- Workshop to validate the deliverables from the previous step and to enrich the data collected:
- validation of the variability decision timeline (decision causality, early variability driver relationships)
- confirm the relevance of identified variability drivers by rating their contribution to / impact on each variability decision
- collect additional input on variability decisions: stakeholders, impact factors…
- The expert analyses the additional material collected, and creates the following final deliverables:
- prioritized variability decision timelines (deliverable [D3.6], section 9.3)
- prioritized variability driver genomes (deliverable [D3.6], section 9.4)
- variability decision impact matrix (deliverable [D3.6], section 9.5)
- analysis of patterns & recommendations
- Workshop to transfer the results.
The variability driver descriptions from deliverable [D3.6] (chapter 7) will be handed to the company, as well as some material to perform a simplified version of the service, e.g. by producing a “variability decision canvas” to help identify key factors that influence the decision process.
1.1 Prioritized variability decision timeline
The prioritized variability decision timeline (deliverable [D3.6], section 9.3) represents the relations between variability decisions and variability drivers over time.

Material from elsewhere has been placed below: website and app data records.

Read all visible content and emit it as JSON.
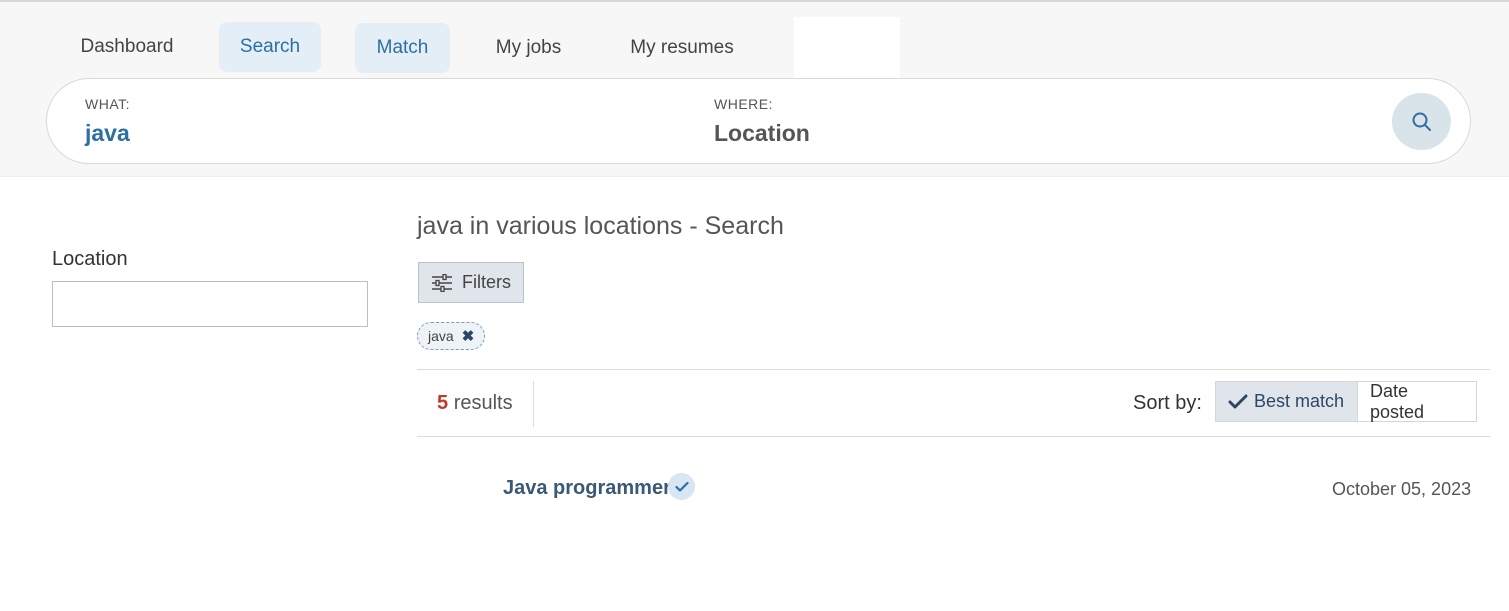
{
  "nav": {
    "tabs": [
      {
        "label": "Dashboard"
      },
      {
        "label": "Search"
      },
      {
        "label": "Match"
      },
      {
        "label": "My jobs"
      },
      {
        "label": "My resumes"
      }
    ]
  },
  "search": {
    "what_label": "WHAT:",
    "what_value": "java",
    "where_label": "WHERE:",
    "where_value": "Location"
  },
  "sidebar": {
    "location_label": "Location",
    "location_value": ""
  },
  "main": {
    "title": "java in various locations - Search",
    "filters_label": "Filters",
    "chip_label": "java",
    "results_count": "5",
    "results_word": "results",
    "sort_label": "Sort by:",
    "sort_options": [
      {
        "label": "Best match",
        "selected": true
      },
      {
        "label": "Date posted",
        "selected": false
      }
    ]
  },
  "jobs": [
    {
      "title": "Java programmer",
      "date": "October 05, 2023",
      "verified": true
    }
  ],
  "colors": {
    "accent": "#2c6fa3",
    "active_tab_bg": "#e3eef7",
    "results_count": "#c0392b"
  }
}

An example is given in Figure 1. The priorities relate to the impact of variability drivers on variability decisions: high impact variability drivers are rendered with a thicker arrow than medium or low impact variability drivers. This representation allows visual identification of key variability drivers, e.g.:
- High impact variability drivers can be identified by the number of wide arrows departing. See e.g. [M-07-M] and [T-03] in Figure 1.
- The most relevant variability drivers affecting a variability decision can be identified by the number of wide arrows arriving in the decison. See e.g. decision  most significantly affected by [M-07-M] and [T-08] in Figure 1.
1.2 Prioritized variability driver genome
The prioritized variability driver genome (Figure 2) represents the incidence of variability drivers over time in a matrix, where rows represent a time period (Figure 2, top) or a lifecycle phase (Figure 2, bottom), and columns represent the incidence of a variability driver in that period. The impact priority of a variability driver is expressed as sub rows labelled H (high), M (medium) and L (low) with decreasing text size for improved visualization.
The prioritized variability driver genome can be seen as a variability driver incidence heat map. The following interpretation can be proposed:
- From the timeline view (Figure 2, top):
- Technology-related variability drivers were the main initiators of variability decisions in Y1 to Y3.
- Compliance-related variability drivers were important in Y2 and Y3.
- From the lifecycle view (Figure 2, bottom):
- Technology-related variability drivers tend to appear across the entire product lifecycle.
1.3 Variability decision impact matrix
The variability decision impact matrix facilitates assessing the impact of a variability decision. It contains the following impact factors:
- Disciplines affected
- Product portfolio
- Lifecycle phase
- Stakeholders affected
- Impact factors: resources, cost, market share…
1.4 Applying the service
To help organizations make informed variability decisions, the variability driver identification service has been developed by Sirris in the VARIES project and can help organizations in their variability decisions. The methodology has been validated in 9 cases during the VARIES project, and can now be applied to other organizations.
For more information, please contact the CoIE:
|D3.2||ARTEMIS Call 2011, ARTEMIS-2011-1, 295397 VARIES: VARiability In safety-critical Embedded Systems. Deliverable D3.2: Methods to capture product variability: drivers and variants|
|D3.3||ARTEMIS Call 2011, ARTEMIS-2011-1, 295397 VARIES: VARiability In safety-critical Embedded Systems. Deliverable D3.3: Variability drivers|
|D3.5||ARTEMIS Call 2011, ARTEMIS-2011-1, 295397 VARIES: VARiability In safety-critical Embedded Systems. Deliverable D3.5: Identifying and shaping variability in the product portfolio|
|D3.6||ARTEMIS Call 2011, ARTEMIS-2011-1, 295397 VARIES: VARiability In safety-critical Embedded Systems. Deliverable D3.6: Updated methods to capture product variability: drivers and variants|